Thursday, June 30, 2005

Two decades after he discovered the power of lobbying at the grassroots level, Tom Ryan is now the lead voice for the HME industry as chairman of the American Association for Homecare.
Ryan, president of Farmingdale, NY-based Homecare Concepts and a 30-year industry veteran, took over as AAHomecare's chairman in June, after years of involvement with the national group, as well as with the New York Medical Equipment Providers state association.
His first experience with industry politics came in the early 1980s. Before launching his own company in 1987, Ryan worked as an RT for local independent homecare companies in the New York area during the late 1970s and '80s. One of his ventilator patients had difficulty getting state-funded coverage for home-based nursing care, so Ryan met with the local state assembly representative to show him then-new LP4 ventilator technology. As a result, the legislator arranged it so that the patient could get the care he needed and the patient lived at home the next 20 years.
"That was my first taste of lobbying - if you want to call it that," Ryan said. "What I learned is that we can and should be a resource to our elected officials, and we should not assume they have all the answers. I also realized after I started my own company that anytime the majority of your funding comes from government entitlement programs one of the main functions of the CEO is to educate the lawmakers that control your funding sources."
Ryan became active in the New York Medical Equipment Providers state association in 1996, chairing the licensure committee and currently serving as chairman of both the NYMEP and AAHomecare legislative committees. He faced his share of contentious issues at the state level and through persistence and determination, helped NYMEP earn "a seat at the table" with the Region A Medicare Council and State Medicaid Committee.
As AAHomecare chairman, Ryan says his job is to marshal the association's resources in a manner that presents "a unified voice on Capitol Hill that together with the help of our consultants and lobbyists, protects the interests of the members it serves." In order to do that effectively, the association team must continually evaluate the issues that arise, he said.
"We need to determine whether it is a global issue impacting a significant majority of the industry or a market-specific issue that impacts primarily one segment," Ryan said. "Then with the advice of our consultants, we can determine the relative urgency of the initiative."
In his new role, Ryan presides over the organization's competitive bidding battle strategy, which has drawn criticism in certain circles for not being caustic enough in its rhetoric. He dismisses the call for a harsher tone, preferring to remain firm minus the hysterics.
"There have been comments made that since we are not blasting CMS and Congress in the press, we must have turned our backs on the smaller companies -- nothing could be further from the truth," he said. "I don't think the industry has an air of resignation that NCB is an eventual reality. There will always be the hope that this can be legislated out as the industry knows that it is poor public policy."
The association also needs to be realistic in facing up to the fact that competitive bidding has rock-solid support among legislators and policymakers and that the industry can't back away from looking at a potential bidding scenario in a constructive manner, he said.

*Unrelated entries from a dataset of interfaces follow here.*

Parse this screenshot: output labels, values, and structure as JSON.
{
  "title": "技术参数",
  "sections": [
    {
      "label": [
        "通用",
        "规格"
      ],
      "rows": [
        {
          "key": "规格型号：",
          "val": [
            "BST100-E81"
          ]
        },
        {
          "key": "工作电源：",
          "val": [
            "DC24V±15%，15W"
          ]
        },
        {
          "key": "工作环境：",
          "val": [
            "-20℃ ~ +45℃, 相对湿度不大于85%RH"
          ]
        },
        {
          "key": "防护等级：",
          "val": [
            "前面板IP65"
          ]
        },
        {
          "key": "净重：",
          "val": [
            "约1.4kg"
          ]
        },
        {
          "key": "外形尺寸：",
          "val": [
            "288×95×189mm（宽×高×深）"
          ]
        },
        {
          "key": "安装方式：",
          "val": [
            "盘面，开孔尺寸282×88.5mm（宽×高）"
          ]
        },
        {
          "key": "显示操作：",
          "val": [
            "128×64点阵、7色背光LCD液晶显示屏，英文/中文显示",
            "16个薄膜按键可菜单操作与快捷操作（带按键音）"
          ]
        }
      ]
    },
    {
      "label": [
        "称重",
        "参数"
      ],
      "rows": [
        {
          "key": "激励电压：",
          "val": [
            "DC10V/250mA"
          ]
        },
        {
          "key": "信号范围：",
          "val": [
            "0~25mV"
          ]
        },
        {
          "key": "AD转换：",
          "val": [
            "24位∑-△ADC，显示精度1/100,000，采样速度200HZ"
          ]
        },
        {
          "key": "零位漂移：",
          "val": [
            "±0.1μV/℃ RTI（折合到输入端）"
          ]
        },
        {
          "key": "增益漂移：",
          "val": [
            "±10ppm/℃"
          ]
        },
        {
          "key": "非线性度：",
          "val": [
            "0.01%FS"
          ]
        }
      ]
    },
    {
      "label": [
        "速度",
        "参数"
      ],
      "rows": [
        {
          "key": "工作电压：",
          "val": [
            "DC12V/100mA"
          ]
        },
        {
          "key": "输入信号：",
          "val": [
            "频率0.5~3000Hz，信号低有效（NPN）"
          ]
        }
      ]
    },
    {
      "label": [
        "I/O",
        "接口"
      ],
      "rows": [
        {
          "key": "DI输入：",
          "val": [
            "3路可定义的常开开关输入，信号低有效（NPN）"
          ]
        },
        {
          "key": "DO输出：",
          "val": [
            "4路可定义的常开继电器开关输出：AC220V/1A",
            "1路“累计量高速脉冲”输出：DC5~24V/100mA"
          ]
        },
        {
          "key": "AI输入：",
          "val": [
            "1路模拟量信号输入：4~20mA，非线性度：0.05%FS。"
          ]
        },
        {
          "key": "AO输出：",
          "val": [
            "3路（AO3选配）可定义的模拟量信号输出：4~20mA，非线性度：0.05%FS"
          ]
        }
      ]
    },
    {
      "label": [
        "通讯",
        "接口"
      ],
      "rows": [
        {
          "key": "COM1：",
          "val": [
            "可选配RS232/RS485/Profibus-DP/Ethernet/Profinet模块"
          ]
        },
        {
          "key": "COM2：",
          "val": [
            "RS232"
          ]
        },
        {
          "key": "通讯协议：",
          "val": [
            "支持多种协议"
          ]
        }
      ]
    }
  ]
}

"[Therefore] we need to work with CMS and Medicare and make sure that if it cannot be legislated out, we are at the table as a stakeholder every step of the way making sure that it is as fair as possible," Ryan said. "In the current Congress, if we were to put all our eggs in one basket and tried to force NCB from being legislated away and failed, we would be doing the entire industry a huge disservice."
As tense as the HME climate is right now, Ryan says it is also an exciting time for the industry. Favorable demographics show great growth potential and older Americans' desire to stay home is encouraging, he said. And despite Medicare's constant funding cuts, government officials by and large recognize the economic value of homecare.
"The challenge is continuing to prove that value," Ryan said. "I would have to say that it is one of the most - if not the most - challenging time in the brief history of the HME industry. Growing a business with the veil of NCB and the uncertainties that it will bring is a difficult assignment."
Even so, the industry is up for the task because of what Ryan sees as "passion in the eyes of providers that serve the homecare industry."